Extracted records:
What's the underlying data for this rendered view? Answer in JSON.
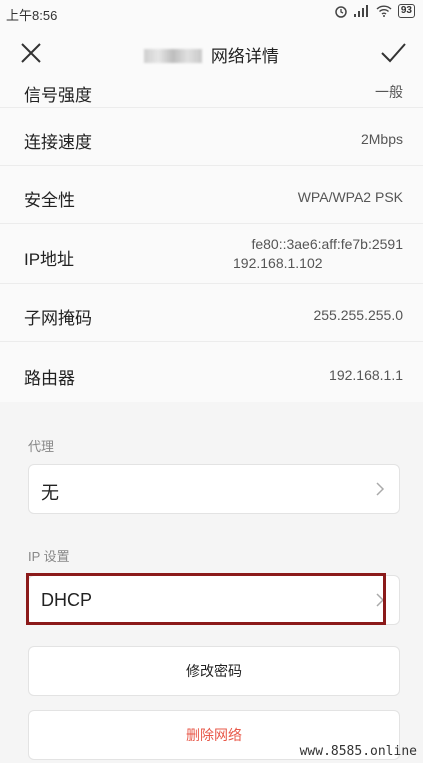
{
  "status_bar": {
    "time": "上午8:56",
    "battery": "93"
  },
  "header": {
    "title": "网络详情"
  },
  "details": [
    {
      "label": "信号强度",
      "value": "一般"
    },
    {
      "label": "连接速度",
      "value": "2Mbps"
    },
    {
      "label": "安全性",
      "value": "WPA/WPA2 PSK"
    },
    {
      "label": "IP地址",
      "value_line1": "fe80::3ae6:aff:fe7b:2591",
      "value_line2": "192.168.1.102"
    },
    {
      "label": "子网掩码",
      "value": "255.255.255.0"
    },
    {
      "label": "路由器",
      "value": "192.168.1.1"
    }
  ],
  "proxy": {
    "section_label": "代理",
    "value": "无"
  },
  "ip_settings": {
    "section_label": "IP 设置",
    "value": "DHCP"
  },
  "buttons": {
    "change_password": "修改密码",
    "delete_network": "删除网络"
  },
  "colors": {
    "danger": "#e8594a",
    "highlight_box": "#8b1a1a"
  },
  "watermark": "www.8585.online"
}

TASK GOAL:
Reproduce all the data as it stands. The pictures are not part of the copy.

YOUR RESPONSE:
What's the underlying data for this rendered view? Answer in JSON.
{
  "status_bar": {
    "time": "上午8:56",
    "battery": "93"
  },
  "header": {
    "title": "网络详情"
  },
  "details": [
    {
      "label": "信号强度",
      "value": "一般"
    },
    {
      "label": "连接速度",
      "value": "2Mbps"
    },
    {
      "label": "安全性",
      "value": "WPA/WPA2 PSK"
    },
    {
      "label": "IP地址",
      "value_line1": "fe80::3ae6:aff:fe7b:2591",
      "value_line2": "192.168.1.102"
    },
    {
      "label": "子网掩码",
      "value": "255.255.255.0"
    },
    {
      "label": "路由器",
      "value": "192.168.1.1"
    }
  ],
  "proxy": {
    "section_label": "代理",
    "value": "无"
  },
  "ip_settings": {
    "section_label": "IP 设置",
    "value": "DHCP"
  },
  "buttons": {
    "change_password": "修改密码",
    "delete_network": "删除网络"
  },
  "colors": {
    "danger": "#e8594a",
    "highlight_box": "#8b1a1a"
  },
  "watermark": "www.8585.online"
}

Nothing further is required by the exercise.